▶ **AIM OF THE TASK**: What is needed is an exact copy of the line with "What's the underlying" and all lines that follow it in the entries below, the last line included.

▶ **DATASET**:
◆ ◆ ◆ ◆

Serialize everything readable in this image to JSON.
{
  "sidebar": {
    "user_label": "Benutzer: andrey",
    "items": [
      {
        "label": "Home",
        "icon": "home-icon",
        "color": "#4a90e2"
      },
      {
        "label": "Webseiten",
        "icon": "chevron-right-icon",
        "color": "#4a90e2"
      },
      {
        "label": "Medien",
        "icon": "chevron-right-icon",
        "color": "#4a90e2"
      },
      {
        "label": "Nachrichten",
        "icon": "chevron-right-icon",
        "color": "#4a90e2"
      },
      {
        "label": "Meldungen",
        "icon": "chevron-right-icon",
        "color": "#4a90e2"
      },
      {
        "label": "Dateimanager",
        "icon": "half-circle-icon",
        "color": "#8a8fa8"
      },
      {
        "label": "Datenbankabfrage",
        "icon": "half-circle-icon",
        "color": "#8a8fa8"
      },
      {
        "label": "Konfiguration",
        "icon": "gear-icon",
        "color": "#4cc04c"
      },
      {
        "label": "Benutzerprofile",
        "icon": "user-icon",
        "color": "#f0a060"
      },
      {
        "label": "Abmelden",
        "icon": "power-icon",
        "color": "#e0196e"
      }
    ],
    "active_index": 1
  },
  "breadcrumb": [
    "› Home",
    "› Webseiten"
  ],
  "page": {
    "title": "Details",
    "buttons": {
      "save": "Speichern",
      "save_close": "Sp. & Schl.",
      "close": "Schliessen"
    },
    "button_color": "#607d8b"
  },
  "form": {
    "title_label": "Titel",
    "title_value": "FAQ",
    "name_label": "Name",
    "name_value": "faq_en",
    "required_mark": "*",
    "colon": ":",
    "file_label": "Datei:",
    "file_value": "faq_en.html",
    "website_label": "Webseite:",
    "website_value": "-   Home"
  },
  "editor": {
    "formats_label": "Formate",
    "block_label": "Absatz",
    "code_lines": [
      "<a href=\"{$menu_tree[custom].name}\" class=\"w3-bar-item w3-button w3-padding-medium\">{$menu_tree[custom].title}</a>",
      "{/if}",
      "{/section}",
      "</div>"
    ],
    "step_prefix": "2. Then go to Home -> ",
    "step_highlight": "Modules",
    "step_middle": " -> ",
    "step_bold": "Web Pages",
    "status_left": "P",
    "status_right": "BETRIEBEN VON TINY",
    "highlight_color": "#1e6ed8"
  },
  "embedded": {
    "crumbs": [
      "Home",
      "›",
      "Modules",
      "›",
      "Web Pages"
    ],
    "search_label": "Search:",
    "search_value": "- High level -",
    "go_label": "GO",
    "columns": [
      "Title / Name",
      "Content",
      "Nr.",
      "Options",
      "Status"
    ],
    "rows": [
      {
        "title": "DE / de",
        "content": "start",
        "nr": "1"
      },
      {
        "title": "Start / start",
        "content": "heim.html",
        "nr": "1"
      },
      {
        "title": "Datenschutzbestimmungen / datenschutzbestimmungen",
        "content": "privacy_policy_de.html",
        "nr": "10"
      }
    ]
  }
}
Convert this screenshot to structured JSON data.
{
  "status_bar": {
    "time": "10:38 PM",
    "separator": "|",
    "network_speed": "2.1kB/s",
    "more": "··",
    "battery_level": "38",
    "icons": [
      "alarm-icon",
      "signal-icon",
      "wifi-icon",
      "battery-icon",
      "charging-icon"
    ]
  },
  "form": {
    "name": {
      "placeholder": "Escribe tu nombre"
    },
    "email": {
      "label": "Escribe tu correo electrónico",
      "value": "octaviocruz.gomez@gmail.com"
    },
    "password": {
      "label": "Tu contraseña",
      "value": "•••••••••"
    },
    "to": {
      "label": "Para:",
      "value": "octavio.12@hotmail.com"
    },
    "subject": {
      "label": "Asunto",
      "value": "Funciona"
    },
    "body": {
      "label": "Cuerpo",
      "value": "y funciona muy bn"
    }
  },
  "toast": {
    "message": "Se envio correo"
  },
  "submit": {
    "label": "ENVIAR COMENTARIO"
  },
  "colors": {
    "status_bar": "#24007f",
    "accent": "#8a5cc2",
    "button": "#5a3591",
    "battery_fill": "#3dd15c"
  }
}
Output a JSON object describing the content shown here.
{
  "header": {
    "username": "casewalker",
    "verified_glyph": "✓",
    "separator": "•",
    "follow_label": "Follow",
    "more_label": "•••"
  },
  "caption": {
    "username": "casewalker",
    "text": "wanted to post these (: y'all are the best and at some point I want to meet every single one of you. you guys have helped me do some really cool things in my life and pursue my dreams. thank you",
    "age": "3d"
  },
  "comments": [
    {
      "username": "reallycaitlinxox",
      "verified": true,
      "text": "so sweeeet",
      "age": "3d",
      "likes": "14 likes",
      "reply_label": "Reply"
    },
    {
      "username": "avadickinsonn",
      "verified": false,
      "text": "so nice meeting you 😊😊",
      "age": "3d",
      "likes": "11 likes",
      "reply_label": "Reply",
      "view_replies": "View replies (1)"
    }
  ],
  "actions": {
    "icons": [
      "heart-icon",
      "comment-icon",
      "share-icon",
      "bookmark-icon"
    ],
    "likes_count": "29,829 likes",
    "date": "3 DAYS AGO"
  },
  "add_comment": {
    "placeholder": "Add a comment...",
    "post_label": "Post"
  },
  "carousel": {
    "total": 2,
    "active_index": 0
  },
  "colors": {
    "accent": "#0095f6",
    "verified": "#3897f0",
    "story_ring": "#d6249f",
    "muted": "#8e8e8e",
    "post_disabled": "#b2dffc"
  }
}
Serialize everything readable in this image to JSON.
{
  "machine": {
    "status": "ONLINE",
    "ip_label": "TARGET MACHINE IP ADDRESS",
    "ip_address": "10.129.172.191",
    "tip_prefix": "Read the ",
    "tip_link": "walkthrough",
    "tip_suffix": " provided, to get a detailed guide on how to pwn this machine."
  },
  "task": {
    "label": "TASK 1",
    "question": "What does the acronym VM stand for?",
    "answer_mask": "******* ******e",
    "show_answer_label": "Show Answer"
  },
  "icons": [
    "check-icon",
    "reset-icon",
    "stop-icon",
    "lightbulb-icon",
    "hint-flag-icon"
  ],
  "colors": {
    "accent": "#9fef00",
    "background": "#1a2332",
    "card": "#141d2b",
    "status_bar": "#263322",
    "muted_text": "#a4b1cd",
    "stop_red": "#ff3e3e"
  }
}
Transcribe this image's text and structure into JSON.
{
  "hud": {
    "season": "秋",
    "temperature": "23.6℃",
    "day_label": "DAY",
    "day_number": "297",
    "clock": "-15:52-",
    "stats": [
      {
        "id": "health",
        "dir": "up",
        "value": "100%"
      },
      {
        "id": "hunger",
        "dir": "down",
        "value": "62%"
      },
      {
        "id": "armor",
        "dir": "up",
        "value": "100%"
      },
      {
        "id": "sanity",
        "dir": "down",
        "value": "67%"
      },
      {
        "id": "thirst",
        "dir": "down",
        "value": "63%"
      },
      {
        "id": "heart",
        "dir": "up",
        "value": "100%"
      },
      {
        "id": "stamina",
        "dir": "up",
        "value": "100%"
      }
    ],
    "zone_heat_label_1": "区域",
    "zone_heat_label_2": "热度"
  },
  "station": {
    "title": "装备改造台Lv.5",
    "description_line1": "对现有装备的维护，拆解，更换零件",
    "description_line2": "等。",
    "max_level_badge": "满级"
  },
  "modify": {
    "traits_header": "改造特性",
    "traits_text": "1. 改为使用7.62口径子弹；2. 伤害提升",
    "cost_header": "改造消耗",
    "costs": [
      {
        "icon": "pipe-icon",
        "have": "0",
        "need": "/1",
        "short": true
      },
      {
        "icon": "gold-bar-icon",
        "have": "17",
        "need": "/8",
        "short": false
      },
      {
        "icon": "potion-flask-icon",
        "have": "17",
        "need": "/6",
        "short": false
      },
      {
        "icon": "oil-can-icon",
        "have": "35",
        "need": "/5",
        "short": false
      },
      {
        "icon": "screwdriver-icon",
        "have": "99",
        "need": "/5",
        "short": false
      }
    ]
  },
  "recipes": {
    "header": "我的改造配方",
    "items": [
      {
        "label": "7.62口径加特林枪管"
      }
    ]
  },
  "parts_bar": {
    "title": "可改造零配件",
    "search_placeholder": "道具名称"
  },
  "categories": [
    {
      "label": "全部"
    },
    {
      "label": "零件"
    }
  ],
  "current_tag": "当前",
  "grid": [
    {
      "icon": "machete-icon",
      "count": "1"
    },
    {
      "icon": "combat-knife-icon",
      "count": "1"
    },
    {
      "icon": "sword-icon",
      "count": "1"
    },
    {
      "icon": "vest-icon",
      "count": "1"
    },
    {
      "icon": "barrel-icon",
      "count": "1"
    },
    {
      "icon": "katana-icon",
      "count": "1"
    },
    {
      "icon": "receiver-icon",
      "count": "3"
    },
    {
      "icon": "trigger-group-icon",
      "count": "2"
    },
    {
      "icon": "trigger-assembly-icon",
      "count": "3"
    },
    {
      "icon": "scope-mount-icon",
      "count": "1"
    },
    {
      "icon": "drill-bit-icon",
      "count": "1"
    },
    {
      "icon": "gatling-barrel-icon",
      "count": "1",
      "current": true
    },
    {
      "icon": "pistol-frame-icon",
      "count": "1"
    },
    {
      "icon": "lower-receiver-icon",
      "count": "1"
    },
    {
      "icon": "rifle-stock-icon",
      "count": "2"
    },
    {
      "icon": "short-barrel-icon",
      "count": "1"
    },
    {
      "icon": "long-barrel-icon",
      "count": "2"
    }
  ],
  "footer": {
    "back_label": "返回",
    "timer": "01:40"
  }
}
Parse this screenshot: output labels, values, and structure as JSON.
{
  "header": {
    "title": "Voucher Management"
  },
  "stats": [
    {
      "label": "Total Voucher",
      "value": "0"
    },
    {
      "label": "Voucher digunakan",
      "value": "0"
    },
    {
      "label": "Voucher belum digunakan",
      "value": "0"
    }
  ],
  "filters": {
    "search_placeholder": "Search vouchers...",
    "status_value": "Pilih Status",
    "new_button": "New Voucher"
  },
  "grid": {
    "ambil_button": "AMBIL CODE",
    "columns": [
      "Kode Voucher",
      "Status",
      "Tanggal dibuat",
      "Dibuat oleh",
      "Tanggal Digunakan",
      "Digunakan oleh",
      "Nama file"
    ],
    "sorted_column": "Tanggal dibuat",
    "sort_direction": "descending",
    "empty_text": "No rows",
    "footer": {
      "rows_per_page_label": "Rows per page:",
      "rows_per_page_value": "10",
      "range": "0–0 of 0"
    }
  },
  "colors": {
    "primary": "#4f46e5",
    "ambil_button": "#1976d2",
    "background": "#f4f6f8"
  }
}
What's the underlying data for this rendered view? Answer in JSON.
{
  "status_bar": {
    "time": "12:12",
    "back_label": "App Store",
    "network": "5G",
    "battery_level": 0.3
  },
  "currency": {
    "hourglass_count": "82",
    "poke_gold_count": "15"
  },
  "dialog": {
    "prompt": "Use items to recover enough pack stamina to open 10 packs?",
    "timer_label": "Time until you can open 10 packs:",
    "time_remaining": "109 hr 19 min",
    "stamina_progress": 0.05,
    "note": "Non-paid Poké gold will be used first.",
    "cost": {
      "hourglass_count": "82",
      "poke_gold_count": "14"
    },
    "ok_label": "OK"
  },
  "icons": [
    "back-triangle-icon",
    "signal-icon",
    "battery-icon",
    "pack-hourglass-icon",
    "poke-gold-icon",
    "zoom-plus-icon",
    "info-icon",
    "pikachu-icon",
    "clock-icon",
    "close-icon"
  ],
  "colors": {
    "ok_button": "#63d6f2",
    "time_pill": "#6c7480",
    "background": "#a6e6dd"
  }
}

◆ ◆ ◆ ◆

▶ **THE COMPLETED TASK**:
What's the underlying data for this rendered view? Answer in JSON.
{
  "status_bar": {
    "time": "12:12",
    "back_label": "App Store",
    "network": "5G",
    "battery_level": 0.3
  },
  "currency": {
    "hourglass_count": "82",
    "poke_gold_count": "15"
  },
  "dialog": {
    "prompt": "Use items to recover enough pack stamina to open 10 packs?",
    "timer_label": "Time until you can open 10 packs:",
    "time_remaining": "109 hr 19 min",
    "stamina_progress": 0.05,
    "note": "Non-paid Poké gold will be used first.",
    "cost": {
      "hourglass_count": "82",
      "poke_gold_count": "14"
    },
    "ok_label": "OK"
  },
  "icons": [
    "back-triangle-icon",
    "signal-icon",
    "battery-icon",
    "pack-hourglass-icon",
    "poke-gold-icon",
    "zoom-plus-icon",
    "info-icon",
    "pikachu-icon",
    "clock-icon",
    "close-icon"
  ],
  "colors": {
    "ok_button": "#63d6f2",
    "time_pill": "#6c7480",
    "background": "#a6e6dd"
  }
}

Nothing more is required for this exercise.